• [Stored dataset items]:
□ □ □

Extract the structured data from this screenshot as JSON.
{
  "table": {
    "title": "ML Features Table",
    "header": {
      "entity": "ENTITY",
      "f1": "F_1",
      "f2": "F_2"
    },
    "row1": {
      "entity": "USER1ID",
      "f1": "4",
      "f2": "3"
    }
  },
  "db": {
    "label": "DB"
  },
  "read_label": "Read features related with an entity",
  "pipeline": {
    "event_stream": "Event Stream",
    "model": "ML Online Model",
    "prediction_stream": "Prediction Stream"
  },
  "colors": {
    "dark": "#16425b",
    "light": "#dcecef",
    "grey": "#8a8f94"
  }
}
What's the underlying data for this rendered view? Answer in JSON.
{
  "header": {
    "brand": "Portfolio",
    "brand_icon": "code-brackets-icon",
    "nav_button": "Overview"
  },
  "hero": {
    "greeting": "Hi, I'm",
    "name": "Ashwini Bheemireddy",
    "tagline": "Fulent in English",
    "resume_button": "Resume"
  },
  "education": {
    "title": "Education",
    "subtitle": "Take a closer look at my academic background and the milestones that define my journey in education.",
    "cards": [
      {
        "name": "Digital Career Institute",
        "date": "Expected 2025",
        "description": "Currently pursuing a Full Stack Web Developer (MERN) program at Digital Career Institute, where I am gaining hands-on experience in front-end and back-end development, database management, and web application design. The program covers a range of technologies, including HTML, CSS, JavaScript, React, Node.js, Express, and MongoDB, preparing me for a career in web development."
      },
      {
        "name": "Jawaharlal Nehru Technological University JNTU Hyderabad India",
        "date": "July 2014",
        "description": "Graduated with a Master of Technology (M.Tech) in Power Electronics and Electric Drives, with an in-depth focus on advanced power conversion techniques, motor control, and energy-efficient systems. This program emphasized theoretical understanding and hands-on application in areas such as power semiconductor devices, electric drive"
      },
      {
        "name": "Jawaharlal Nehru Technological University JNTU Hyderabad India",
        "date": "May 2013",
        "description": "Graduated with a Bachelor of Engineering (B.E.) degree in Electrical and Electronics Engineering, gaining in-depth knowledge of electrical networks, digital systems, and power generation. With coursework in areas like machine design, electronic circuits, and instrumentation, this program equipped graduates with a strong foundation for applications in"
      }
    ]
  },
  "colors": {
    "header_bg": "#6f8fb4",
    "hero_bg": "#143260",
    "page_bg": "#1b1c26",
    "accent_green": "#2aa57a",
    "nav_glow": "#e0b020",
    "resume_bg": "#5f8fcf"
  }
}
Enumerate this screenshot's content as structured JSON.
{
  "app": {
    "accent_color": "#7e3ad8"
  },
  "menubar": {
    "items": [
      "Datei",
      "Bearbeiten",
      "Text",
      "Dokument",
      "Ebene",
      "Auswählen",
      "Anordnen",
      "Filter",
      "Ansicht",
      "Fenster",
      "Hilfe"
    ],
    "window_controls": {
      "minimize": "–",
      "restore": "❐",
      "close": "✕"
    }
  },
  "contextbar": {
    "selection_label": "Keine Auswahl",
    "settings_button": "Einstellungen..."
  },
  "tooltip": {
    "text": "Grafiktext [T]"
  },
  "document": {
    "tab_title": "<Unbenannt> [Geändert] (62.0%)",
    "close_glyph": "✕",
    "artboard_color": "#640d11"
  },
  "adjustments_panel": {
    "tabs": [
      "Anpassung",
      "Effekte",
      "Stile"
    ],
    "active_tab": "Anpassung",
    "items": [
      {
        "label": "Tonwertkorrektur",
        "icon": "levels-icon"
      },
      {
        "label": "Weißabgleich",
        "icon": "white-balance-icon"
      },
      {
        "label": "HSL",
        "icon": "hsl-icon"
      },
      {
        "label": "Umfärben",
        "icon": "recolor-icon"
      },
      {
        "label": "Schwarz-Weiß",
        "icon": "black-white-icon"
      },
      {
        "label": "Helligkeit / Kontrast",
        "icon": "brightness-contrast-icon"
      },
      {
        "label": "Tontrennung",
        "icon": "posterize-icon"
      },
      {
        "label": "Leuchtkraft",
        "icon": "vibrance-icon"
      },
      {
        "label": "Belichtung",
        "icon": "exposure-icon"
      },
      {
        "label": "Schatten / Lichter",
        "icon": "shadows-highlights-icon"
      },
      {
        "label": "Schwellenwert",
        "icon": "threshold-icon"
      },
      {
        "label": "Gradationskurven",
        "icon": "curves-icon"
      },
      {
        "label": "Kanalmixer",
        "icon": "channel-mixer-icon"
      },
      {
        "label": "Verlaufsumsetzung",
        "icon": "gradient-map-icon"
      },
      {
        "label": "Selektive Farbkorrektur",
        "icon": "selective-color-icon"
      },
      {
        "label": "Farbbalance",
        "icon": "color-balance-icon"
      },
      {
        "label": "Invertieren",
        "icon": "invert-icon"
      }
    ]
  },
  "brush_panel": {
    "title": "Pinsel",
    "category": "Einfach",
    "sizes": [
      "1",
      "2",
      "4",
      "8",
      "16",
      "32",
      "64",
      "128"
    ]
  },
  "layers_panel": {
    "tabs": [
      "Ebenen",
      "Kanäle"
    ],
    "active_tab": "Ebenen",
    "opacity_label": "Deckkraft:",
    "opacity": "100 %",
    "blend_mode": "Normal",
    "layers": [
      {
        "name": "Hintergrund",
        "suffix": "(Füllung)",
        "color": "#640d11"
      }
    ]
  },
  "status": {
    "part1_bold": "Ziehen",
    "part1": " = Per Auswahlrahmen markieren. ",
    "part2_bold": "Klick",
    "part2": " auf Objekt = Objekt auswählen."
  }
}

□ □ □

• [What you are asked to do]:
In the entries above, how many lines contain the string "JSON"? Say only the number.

• [Answer below]:
3